You should try to provide written outlines or descriptions of volunteer roles. They should be consistent across your organisation. You must ensure the role descriptions comply with any volunteer policy you have. These are crucial to make sure staff and volunteers understand the roles.
Written descriptions also:
- give more information to the volunteer than is possible at an interview
- allow you to show where the volunteer’s contribution fits in to the organisation
- offer a list of tasks so the volunteer can compare these with their skills and expectations
- provide a basis for measuring activity levels and performance
- describes the desired outcome of the role
- help others understand how the role fits in with their own.
What to include in volunteer role descriptions
A role description should include the following:
- title of role
- objective(s) of role
- a broad outline of tasks and activities to be undertaken
- targets or measurements of performance.
You could also include:
- who the volunteer reports to
- the locatio of the role and when the volunteering will take place
- how the role fits in with the work of the organisation
- standards of behaviour and dress (if appropriate)
- skills and qualifications – both essential and desirable
- necessary personal qualities (if appropriate).
Defining the volunteer's position within the organisation
Try to give volunteers straightforward boundaries and structures with clear lines of reporting. Volunteers need to understand their position in the organisation. Staff who supervise volunteers should be aware of any special requirements the volunteers have. If you pay attention to these details it will benefit your staff as well as the volunteers.
Legal issues with volunteer role descriptions
Volunteer role descriptions can look a lot like job descriptions. They are descriptions of tasks to be undertaken, but for unpaid roles. However, the role description should only ever describe the expectations of a role.

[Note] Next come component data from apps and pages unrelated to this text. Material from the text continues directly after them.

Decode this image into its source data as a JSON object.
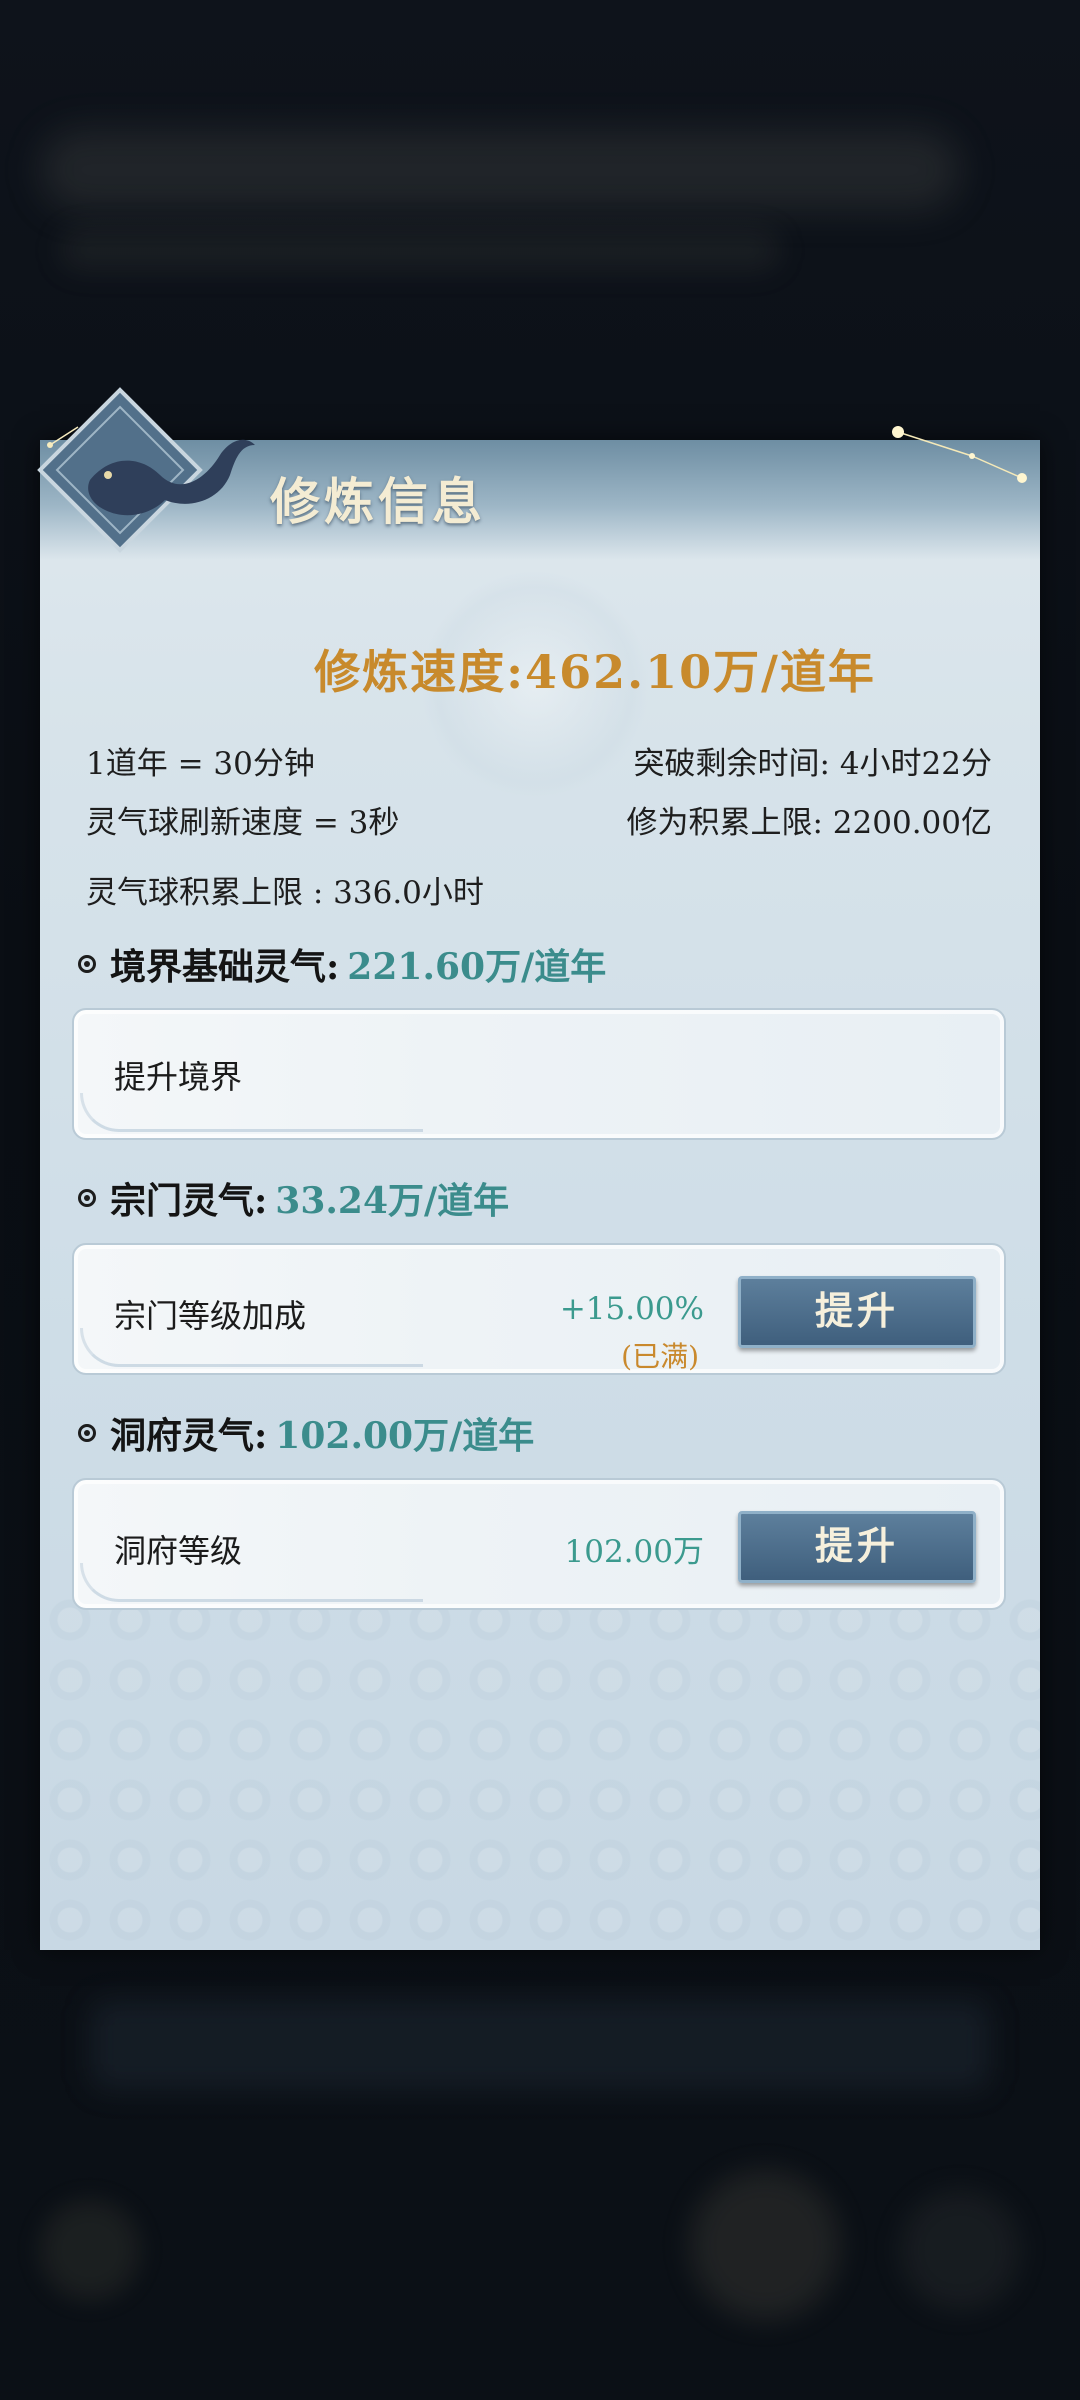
{
  "panel": {
    "title": "修炼信息",
    "speed": "修炼速度:462.10万/道年"
  },
  "info": {
    "dao_year": "1道年 = 30分钟",
    "breakthrough_time": "突破剩余时间: 4小时22分",
    "orb_refresh": "灵气球刷新速度 = 3秒",
    "cultivation_cap": "修为积累上限: 2200.00亿",
    "orb_cap": "灵气球积累上限 : 336.0小时"
  },
  "sections": [
    {
      "title": "境界基础灵气:",
      "value": "221.60万/道年",
      "row": {
        "label": "提升境界"
      }
    },
    {
      "title": "宗门灵气:",
      "value": "33.24万/道年",
      "row": {
        "label": "宗门等级加成",
        "value": "+15.00%",
        "sub": "(已满)",
        "button": "提升"
      }
    },
    {
      "title": "洞府灵气:",
      "value": "102.00万/道年",
      "row": {
        "label": "洞府等级",
        "value": "102.00万",
        "button": "提升"
      }
    }
  ],
  "colors": {
    "accent_orange": "#c88a2c",
    "accent_teal": "#3b8c8c",
    "button_blue": "#3f5f7d"
  }
}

You must be careful not to imply a volunteer is under contract to perform specific tasks. If it appears that a volunteer is being employed by your organisation, they may be eligible for full employment rights. You could also find yourself unintentionally in breach of a number of employment regulations.